Like all of our rubbish walks, we took the recycling from the Community Clean Up home for a proper tally of type and brands before disposing of it at a nearby Recycling Centre. I’ve said it before, and I’ll say it again: items that can be recycling typically make up at least half of what we find in Chippenham. Until the UK takes litter seriously and institutes something like a bottle bill, rubbish will continue to pile up.
During the Community Clean Up, we found a
total of 442 recyclable items: 71 glass, 183 plastic
bottles, and 188 cans. They break down into the following categories.
Energy Drinks: 12%
Sports Drinks: 8%
Fruit Juices: 6%
Milk Drinks: 5%
Other Beverages: 1%
The most popular soda? Coca-Cola, being 45% of all soda found, and 13%
of all recyclables overall. Pepsi was in distant second at 21% of all
soda, followed closely by Dr. Pepper at 20%.
Alcohol brands are
far more distributed, with Foster’s coming out on top (17% of all
alcohol) followed by Stella Artois at 9% and Carling and Budweiser tied
for third at 7%.
Red Bull retains its crown as top energy drink
(35%), followed by Monster (28%). A number of brands tied for third at
6% of the energy drink category: Emerge, KX, Relentless, Rockstar.
A large number of sports drinks near a gym probably isn’t a surprise,
nor is Lucozade coming in at #1: 94% of recyclables in the sports drinks
category were one of the many types of Lucozade on the market, and 7%
of all recyclables was a Lucozade.
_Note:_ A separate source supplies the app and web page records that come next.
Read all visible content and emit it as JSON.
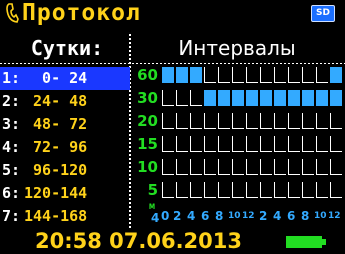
{
  "header": {
    "title": "Протокол",
    "sd_label": "SD"
  },
  "columns": {
    "left": "Сутки:",
    "right": "Интервалы"
  },
  "rows": [
    {
      "num": "1:",
      "range": "  0- 24"
    },
    {
      "num": "2:",
      "range": " 24- 48"
    },
    {
      "num": "3:",
      "range": " 48- 72"
    },
    {
      "num": "4:",
      "range": " 72- 96"
    },
    {
      "num": "5:",
      "range": " 96-120"
    },
    {
      "num": "6:",
      "range": "120-144"
    },
    {
      "num": "7:",
      "range": "144-168"
    }
  ],
  "selected_row": 0,
  "chart": {
    "y_labels": [
      "60",
      "30",
      "20",
      "15",
      "10",
      "5"
    ],
    "y_unit": "м",
    "x_labels": [
      "4",
      "0",
      "2",
      "4",
      "6",
      "8",
      "10",
      "12",
      "2",
      "4",
      "6",
      "8",
      "10",
      "12"
    ],
    "filled": [
      [
        1,
        1,
        1,
        0,
        0,
        0,
        0,
        0,
        0,
        0,
        0,
        0,
        1
      ],
      [
        0,
        0,
        0,
        1,
        1,
        1,
        1,
        1,
        1,
        1,
        1,
        1,
        1
      ]
    ]
  },
  "footer": {
    "datetime": "20:58 07.06.2013"
  },
  "colors": {
    "accent": "#ffd21a",
    "selected": "#1a38ff",
    "grid": "#22dd22",
    "bar": "#33aaff"
  }
}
Fruit drinks had three top brands, each getting 22% of the category: Oasis, Ribena, and Robinson’s Fruit Shoot.
Frijj has 45% of the milk drinks category, followed by Mars Milk at 20% and Yazoo and Yop each at 10%.
We take the time to record the types and brands of recycling to build
up a picture of what is going on in Chippenham and get an idea of who
may be responsible for much of the litter. And that’s the thing to
remember – it is not the brands who are causing the litter, but rather
it is people who decide not to use a bin.
And in case you were wondering what 16 bags of recycling (and a few organisational bits and bobs) looked like stuffed into a car …